§ MATERIAL SUPPLIED

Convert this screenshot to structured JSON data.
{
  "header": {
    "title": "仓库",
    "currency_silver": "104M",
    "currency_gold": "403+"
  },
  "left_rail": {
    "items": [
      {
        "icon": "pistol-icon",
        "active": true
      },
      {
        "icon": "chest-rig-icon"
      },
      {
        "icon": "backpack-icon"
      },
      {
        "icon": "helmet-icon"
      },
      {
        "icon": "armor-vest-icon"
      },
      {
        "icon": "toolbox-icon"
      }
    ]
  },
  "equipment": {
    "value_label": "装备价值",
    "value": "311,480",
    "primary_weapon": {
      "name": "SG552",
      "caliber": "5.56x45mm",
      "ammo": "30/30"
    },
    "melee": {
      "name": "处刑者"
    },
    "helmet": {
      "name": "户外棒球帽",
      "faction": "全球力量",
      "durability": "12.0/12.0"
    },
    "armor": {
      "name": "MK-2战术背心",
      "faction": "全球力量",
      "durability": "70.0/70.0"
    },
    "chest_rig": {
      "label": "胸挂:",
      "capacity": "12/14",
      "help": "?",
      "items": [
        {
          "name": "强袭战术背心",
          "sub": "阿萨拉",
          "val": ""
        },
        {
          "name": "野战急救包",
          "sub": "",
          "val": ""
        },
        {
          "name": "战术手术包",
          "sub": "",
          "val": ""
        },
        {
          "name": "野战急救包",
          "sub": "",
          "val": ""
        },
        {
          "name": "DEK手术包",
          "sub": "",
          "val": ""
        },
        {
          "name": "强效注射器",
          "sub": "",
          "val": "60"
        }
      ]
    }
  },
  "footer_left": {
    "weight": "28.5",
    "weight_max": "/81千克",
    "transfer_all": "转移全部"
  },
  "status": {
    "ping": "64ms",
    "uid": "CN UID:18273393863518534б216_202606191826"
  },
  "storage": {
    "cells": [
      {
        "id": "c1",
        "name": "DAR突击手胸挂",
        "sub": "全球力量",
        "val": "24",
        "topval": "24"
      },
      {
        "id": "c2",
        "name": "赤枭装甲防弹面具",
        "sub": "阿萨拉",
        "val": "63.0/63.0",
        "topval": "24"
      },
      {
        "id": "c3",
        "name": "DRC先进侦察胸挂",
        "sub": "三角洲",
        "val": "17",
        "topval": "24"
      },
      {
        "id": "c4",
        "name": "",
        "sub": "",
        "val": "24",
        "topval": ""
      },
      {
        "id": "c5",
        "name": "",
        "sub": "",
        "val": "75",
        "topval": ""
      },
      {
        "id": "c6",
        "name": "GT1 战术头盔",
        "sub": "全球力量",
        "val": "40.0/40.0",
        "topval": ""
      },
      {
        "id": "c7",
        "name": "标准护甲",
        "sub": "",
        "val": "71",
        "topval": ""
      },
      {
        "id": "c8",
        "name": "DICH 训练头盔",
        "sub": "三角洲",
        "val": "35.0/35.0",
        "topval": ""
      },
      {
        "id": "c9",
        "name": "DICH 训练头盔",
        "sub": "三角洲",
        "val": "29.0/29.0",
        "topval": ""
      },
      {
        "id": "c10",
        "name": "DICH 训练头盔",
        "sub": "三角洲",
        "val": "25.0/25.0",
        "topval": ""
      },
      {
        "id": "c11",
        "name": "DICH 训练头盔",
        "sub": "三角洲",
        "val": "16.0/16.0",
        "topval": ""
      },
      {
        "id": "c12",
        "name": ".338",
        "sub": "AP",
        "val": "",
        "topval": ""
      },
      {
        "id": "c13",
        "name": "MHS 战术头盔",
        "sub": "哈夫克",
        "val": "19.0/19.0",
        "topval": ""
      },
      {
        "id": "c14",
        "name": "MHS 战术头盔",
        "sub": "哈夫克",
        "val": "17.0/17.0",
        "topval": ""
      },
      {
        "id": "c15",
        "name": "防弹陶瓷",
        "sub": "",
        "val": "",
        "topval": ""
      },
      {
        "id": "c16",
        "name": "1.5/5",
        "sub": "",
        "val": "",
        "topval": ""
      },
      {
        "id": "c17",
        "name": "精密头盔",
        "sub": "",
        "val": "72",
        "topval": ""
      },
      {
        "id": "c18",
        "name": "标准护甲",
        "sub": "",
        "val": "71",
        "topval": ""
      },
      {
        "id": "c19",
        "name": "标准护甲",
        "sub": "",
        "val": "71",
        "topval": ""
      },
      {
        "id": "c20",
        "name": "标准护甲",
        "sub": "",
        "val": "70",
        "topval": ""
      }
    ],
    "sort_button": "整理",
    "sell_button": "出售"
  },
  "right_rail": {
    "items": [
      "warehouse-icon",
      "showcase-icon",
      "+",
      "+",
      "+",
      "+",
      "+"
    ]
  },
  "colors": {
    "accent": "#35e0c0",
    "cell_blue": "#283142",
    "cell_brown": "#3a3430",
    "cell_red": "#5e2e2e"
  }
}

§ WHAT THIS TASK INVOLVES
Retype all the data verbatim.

§ WRITTEN RESPONSE
Convert this screenshot to structured JSON data.
{
  "header": {
    "title": "仓库",
    "currency_silver": "104M",
    "currency_gold": "403+"
  },
  "left_rail": {
    "items": [
      {
        "icon": "pistol-icon",
        "active": true
      },
      {
        "icon": "chest-rig-icon"
      },
      {
        "icon": "backpack-icon"
      },
      {
        "icon": "helmet-icon"
      },
      {
        "icon": "armor-vest-icon"
      },
      {
        "icon": "toolbox-icon"
      }
    ]
  },
  "equipment": {
    "value_label": "装备价值",
    "value": "311,480",
    "primary_weapon": {
      "name": "SG552",
      "caliber": "5.56x45mm",
      "ammo": "30/30"
    },
    "melee": {
      "name": "处刑者"
    },
    "helmet": {
      "name": "户外棒球帽",
      "faction": "全球力量",
      "durability": "12.0/12.0"
    },
    "armor": {
      "name": "MK-2战术背心",
      "faction": "全球力量",
      "durability": "70.0/70.0"
    },
    "chest_rig": {
      "label": "胸挂:",
      "capacity": "12/14",
      "help": "?",
      "items": [
        {
          "name": "强袭战术背心",
          "sub": "阿萨拉",
          "val": ""
        },
        {
          "name": "野战急救包",
          "sub": "",
          "val": ""
        },
        {
          "name": "战术手术包",
          "sub": "",
          "val": ""
        },
        {
          "name": "野战急救包",
          "sub": "",
          "val": ""
        },
        {
          "name": "DEK手术包",
          "sub": "",
          "val": ""
        },
        {
          "name": "强效注射器",
          "sub": "",
          "val": "60"
        }
      ]
    }
  },
  "footer_left": {
    "weight": "28.5",
    "weight_max": "/81千克",
    "transfer_all": "转移全部"
  },
  "status": {
    "ping": "64ms",
    "uid": "CN UID:18273393863518534б216_202606191826"
  },
  "storage": {
    "cells": [
      {
        "id": "c1",
        "name": "DAR突击手胸挂",
        "sub": "全球力量",
        "val": "24",
        "topval": "24"
      },
      {
        "id": "c2",
        "name": "赤枭装甲防弹面具",
        "sub": "阿萨拉",
        "val": "63.0/63.0",
        "topval": "24"
      },
      {
        "id": "c3",
        "name": "DRC先进侦察胸挂",
        "sub": "三角洲",
        "val": "17",
        "topval": "24"
      },
      {
        "id": "c4",
        "name": "",
        "sub": "",
        "val": "24",
        "topval": ""
      },
      {
        "id": "c5",
        "name": "",
        "sub": "",
        "val": "75",
        "topval": ""
      },
      {
        "id": "c6",
        "name": "GT1 战术头盔",
        "sub": "全球力量",
        "val": "40.0/40.0",
        "topval": ""
      },
      {
        "id": "c7",
        "name": "标准护甲",
        "sub": "",
        "val": "71",
        "topval": ""
      },
      {
        "id": "c8",
        "name": "DICH 训练头盔",
        "sub": "三角洲",
        "val": "35.0/35.0",
        "topval": ""
      },
      {
        "id": "c9",
        "name": "DICH 训练头盔",
        "sub": "三角洲",
        "val": "29.0/29.0",
        "topval": ""
      },
      {
        "id": "c10",
        "name": "DICH 训练头盔",
        "sub": "三角洲",
        "val": "25.0/25.0",
        "topval": ""
      },
      {
        "id": "c11",
        "name": "DICH 训练头盔",
        "sub": "三角洲",
        "val": "16.0/16.0",
        "topval": ""
      },
      {
        "id": "c12",
        "name": ".338",
        "sub": "AP",
        "val": "",
        "topval": ""
      },
      {
        "id": "c13",
        "name": "MHS 战术头盔",
        "sub": "哈夫克",
        "val": "19.0/19.0",
        "topval": ""
      },
      {
        "id": "c14",
        "name": "MHS 战术头盔",
        "sub": "哈夫克",
        "val": "17.0/17.0",
        "topval": ""
      },
      {
        "id": "c15",
        "name": "防弹陶瓷",
        "sub": "",
        "val": "",
        "topval": ""
      },
      {
        "id": "c16",
        "name": "1.5/5",
        "sub": "",
        "val": "",
        "topval": ""
      },
      {
        "id": "c17",
        "name": "精密头盔",
        "sub": "",
        "val": "72",
        "topval": ""
      },
      {
        "id": "c18",
        "name": "标准护甲",
        "sub": "",
        "val": "71",
        "topval": ""
      },
      {
        "id": "c19",
        "name": "标准护甲",
        "sub": "",
        "val": "71",
        "topval": ""
      },
      {
        "id": "c20",
        "name": "标准护甲",
        "sub": "",
        "val": "70",
        "topval": ""
      }
    ],
    "sort_button": "整理",
    "sell_button": "出售"
  },
  "right_rail": {
    "items": [
      "warehouse-icon",
      "showcase-icon",
      "+",
      "+",
      "+",
      "+",
      "+"
    ]
  },
  "colors": {
    "accent": "#35e0c0",
    "cell_blue": "#283142",
    "cell_brown": "#3a3430",
    "cell_red": "#5e2e2e"
  }
}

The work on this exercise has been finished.